Start at the top line and retype the data exactly through to the end.

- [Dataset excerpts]

==*==

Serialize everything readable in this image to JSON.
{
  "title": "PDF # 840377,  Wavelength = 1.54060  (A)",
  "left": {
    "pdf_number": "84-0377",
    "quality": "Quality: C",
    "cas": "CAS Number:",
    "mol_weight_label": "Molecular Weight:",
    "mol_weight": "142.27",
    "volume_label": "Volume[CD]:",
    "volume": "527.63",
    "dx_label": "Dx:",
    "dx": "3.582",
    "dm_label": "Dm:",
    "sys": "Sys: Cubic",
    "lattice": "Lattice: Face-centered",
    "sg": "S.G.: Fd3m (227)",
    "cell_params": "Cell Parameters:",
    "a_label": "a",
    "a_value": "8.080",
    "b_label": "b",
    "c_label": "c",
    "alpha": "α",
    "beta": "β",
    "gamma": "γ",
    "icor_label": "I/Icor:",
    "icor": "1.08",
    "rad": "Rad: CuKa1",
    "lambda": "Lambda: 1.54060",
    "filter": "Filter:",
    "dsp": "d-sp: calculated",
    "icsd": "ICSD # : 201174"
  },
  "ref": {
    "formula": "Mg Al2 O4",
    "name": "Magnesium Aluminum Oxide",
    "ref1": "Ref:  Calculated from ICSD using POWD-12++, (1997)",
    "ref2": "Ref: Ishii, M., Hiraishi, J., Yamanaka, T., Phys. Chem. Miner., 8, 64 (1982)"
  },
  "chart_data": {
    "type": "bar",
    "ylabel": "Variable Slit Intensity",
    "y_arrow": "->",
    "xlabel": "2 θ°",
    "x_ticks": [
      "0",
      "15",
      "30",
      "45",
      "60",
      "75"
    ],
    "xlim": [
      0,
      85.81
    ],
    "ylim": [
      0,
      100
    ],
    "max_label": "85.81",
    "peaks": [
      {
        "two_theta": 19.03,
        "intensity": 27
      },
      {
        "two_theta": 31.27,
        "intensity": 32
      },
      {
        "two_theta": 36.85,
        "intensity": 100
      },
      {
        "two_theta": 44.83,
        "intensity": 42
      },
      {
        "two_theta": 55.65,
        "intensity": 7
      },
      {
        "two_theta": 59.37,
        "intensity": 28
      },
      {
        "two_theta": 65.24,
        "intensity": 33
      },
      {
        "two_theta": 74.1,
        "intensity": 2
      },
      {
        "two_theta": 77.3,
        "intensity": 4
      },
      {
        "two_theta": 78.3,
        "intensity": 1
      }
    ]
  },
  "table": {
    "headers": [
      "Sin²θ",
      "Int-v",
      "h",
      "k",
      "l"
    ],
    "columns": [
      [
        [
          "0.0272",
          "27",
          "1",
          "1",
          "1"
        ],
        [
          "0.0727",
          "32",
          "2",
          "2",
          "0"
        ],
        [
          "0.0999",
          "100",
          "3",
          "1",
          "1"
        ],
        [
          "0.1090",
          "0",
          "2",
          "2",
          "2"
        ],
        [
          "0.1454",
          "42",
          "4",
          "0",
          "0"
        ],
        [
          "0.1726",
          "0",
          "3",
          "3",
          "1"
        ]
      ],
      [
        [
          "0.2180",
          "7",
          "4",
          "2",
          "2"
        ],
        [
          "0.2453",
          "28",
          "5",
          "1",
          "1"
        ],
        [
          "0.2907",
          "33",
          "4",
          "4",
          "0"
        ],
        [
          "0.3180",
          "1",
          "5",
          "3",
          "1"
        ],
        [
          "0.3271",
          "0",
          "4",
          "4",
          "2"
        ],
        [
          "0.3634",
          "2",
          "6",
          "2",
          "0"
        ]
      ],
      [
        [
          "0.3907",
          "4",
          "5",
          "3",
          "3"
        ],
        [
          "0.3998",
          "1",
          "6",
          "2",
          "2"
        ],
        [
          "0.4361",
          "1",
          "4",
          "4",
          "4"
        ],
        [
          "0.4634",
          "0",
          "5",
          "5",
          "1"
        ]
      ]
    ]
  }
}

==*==

- [Exercise response]
Serialize everything readable in this image to JSON.
{
  "title": "PDF # 840377,  Wavelength = 1.54060  (A)",
  "left": {
    "pdf_number": "84-0377",
    "quality": "Quality: C",
    "cas": "CAS Number:",
    "mol_weight_label": "Molecular Weight:",
    "mol_weight": "142.27",
    "volume_label": "Volume[CD]:",
    "volume": "527.63",
    "dx_label": "Dx:",
    "dx": "3.582",
    "dm_label": "Dm:",
    "sys": "Sys: Cubic",
    "lattice": "Lattice: Face-centered",
    "sg": "S.G.: Fd3m (227)",
    "cell_params": "Cell Parameters:",
    "a_label": "a",
    "a_value": "8.080",
    "b_label": "b",
    "c_label": "c",
    "alpha": "α",
    "beta": "β",
    "gamma": "γ",
    "icor_label": "I/Icor:",
    "icor": "1.08",
    "rad": "Rad: CuKa1",
    "lambda": "Lambda: 1.54060",
    "filter": "Filter:",
    "dsp": "d-sp: calculated",
    "icsd": "ICSD # : 201174"
  },
  "ref": {
    "formula": "Mg Al2 O4",
    "name": "Magnesium Aluminum Oxide",
    "ref1": "Ref:  Calculated from ICSD using POWD-12++, (1997)",
    "ref2": "Ref: Ishii, M., Hiraishi, J., Yamanaka, T., Phys. Chem. Miner., 8, 64 (1982)"
  },
  "chart_data": {
    "type": "bar",
    "ylabel": "Variable Slit Intensity",
    "y_arrow": "->",
    "xlabel": "2 θ°",
    "x_ticks": [
      "0",
      "15",
      "30",
      "45",
      "60",
      "75"
    ],
    "xlim": [
      0,
      85.81
    ],
    "ylim": [
      0,
      100
    ],
    "max_label": "85.81",
    "peaks": [
      {
        "two_theta": 19.03,
        "intensity": 27
      },
      {
        "two_theta": 31.27,
        "intensity": 32
      },
      {
        "two_theta": 36.85,
        "intensity": 100
      },
      {
        "two_theta": 44.83,
        "intensity": 42
      },
      {
        "two_theta": 55.65,
        "intensity": 7
      },
      {
        "two_theta": 59.37,
        "intensity": 28
      },
      {
        "two_theta": 65.24,
        "intensity": 33
      },
      {
        "two_theta": 74.1,
        "intensity": 2
      },
      {
        "two_theta": 77.3,
        "intensity": 4
      },
      {
        "two_theta": 78.3,
        "intensity": 1
      }
    ]
  },
  "table": {
    "headers": [
      "Sin²θ",
      "Int-v",
      "h",
      "k",
      "l"
    ],
    "columns": [
      [
        [
          "0.0272",
          "27",
          "1",
          "1",
          "1"
        ],
        [
          "0.0727",
          "32",
          "2",
          "2",
          "0"
        ],
        [
          "0.0999",
          "100",
          "3",
          "1",
          "1"
        ],
        [
          "0.1090",
          "0",
          "2",
          "2",
          "2"
        ],
        [
          "0.1454",
          "42",
          "4",
          "0",
          "0"
        ],
        [
          "0.1726",
          "0",
          "3",
          "3",
          "1"
        ]
      ],
      [
        [
          "0.2180",
          "7",
          "4",
          "2",
          "2"
        ],
        [
          "0.2453",
          "28",
          "5",
          "1",
          "1"
        ],
        [
          "0.2907",
          "33",
          "4",
          "4",
          "0"
        ],
        [
          "0.3180",
          "1",
          "5",
          "3",
          "1"
        ],
        [
          "0.3271",
          "0",
          "4",
          "4",
          "2"
        ],
        [
          "0.3634",
          "2",
          "6",
          "2",
          "0"
        ]
      ],
      [
        [
          "0.3907",
          "4",
          "5",
          "3",
          "3"
        ],
        [
          "0.3998",
          "1",
          "6",
          "2",
          "2"
        ],
        [
          "0.4361",
          "1",
          "4",
          "4",
          "4"
        ],
        [
          "0.4634",
          "0",
          "5",
          "5",
          "1"
        ]
      ]
    ]
  }
}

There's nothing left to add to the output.